The question of ethics in architecture has taken on a new resonance in recent years, as the autocratic governments of China and the Middle East have begun importing foreign designers en masse to create contrived civic monuments. A certain Mr. Daniel Libeskind once spoke forcefully on the issue in Belfast, stating definitively: "I won't work for totalitarian regimes." However, in the face of monetary gains and the prospect of multiple landmark commissions, he performed a fairly fundamental U-turn, accepting the offer to design the Zhang ZhiDong and Modern Industrial Museum in Wuhan, China.
This is symptomatic of a pattern emerging across Asia: Big-name architects are choosing to turn a blind eye to the archaic human rights records and lack of political freedom in certain countries, the prospect of extravagant public projects too tempting to refuse.
This has never been more evident than in the recently released list of competition entries for the 2017 Expo in Kazakhstan, which reads like a team sheet of the Harlem Globetrotters of Architecture: Zaha Hadid, Rem Koolhaas, UNStudio, and Snøhetta have all waded in with brash, exorbitant schemes on a huge scale.
It might appear unclear to the major players in this, an era of exploration into high technology, 3D printing, and parametric design, but they are actually harking back to the dark old days of the 20th century with these master plans. This is wedding cake architecture in both a formal and figurative sense, akin to the Palace of Science and Culture in Warsaw (the ultimate monument to flawed Communism) and Albert Speer's unrealised plans for post-war Berlin (the ultimate monument to an infamous Fascist despot).
While firms may believe they are helping the people of Khazakstan by contributing to this celebratory international event, they may in fact be aides to a cynical exercise in public relations for Kazakhstan's first and only leader, Nursultan Nazarbayev. Indeed, these particular wedding cakes may come to symbolize the marriage between a corrupt regime and the liberal countries that will unwittingly sanction its autocratic reign by attending the Expo in 2017.
Design-wise, it could be argued that the majority of the entries are fitting for the tradition of global expositions: they are full of grand, formalistic gestures, with most being driven by a desire to create a collective spectacle rather than focussing on the experience of individuals walking through the site. Zaha's plan is typically derivative: the context-busting, amorphous forms echo overgrown flowers, while the sinuous towers in the center are unnervingly reminiscent of gigantic Pitcher plants.
Himmelblau, on the other hand, has employed a less structured, almost chaotic language across the site, perhaps hoping to shift away from the egotistical connotations of monumentalism seen in other schemes.
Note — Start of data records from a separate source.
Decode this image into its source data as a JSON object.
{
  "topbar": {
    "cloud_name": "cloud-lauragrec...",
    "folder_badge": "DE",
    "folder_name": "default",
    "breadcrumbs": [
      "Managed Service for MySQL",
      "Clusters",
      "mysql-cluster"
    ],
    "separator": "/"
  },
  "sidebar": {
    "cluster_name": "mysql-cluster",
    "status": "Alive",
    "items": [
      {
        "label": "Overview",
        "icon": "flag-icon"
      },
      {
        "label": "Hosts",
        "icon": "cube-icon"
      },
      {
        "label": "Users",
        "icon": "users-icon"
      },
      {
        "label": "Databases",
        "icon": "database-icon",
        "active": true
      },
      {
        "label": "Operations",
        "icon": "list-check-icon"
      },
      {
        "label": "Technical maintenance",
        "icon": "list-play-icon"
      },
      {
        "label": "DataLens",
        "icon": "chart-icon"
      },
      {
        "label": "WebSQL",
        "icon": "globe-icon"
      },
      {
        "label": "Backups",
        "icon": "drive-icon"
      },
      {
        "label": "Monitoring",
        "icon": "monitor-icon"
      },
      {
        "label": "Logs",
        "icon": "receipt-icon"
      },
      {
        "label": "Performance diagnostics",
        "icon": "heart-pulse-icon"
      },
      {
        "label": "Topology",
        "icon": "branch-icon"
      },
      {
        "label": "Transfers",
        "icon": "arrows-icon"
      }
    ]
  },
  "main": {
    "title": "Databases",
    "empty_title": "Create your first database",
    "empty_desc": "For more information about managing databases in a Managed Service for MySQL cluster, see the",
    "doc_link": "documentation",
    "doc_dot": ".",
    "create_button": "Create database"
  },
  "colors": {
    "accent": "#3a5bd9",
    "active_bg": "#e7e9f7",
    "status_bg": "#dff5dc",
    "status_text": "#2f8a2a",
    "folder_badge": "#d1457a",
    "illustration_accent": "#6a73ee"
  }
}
Ultimately though, this leads to a confused, imbalanced composition of forms – reflective, perhaps, of the clouded motives behind each firm's involvement in this calculated competition.
Other firms (Snøhetta and Mecanoo, for instance) have been more reserved in their approach, maintaining a stronger connection with the surrounding land and, consequently, a more palatable display of considered urban design; the brief centers around "Future Energy," and there is some hope the chosen complex will have life beyond 2017 in the form of housing and various public buildings. However, the general display is one of questionable celebration – should architects contribute to such festivities, given that such commissions may only serve to glorify a dictator rather than benefit the people of a nation?
Zaha Hadid effectively pinned her colors to the mast by agreeing to design the Heydar Aliyev Cultural Center in Azerbaijan, a library and museum dedicated to autocratic leader Ilham Aliyev. On the evidence of this competition, it appears that other big firms are also finding the prestige and prolificacy of such projects too tempting to resist: I, for one, find this very unsettling indeed.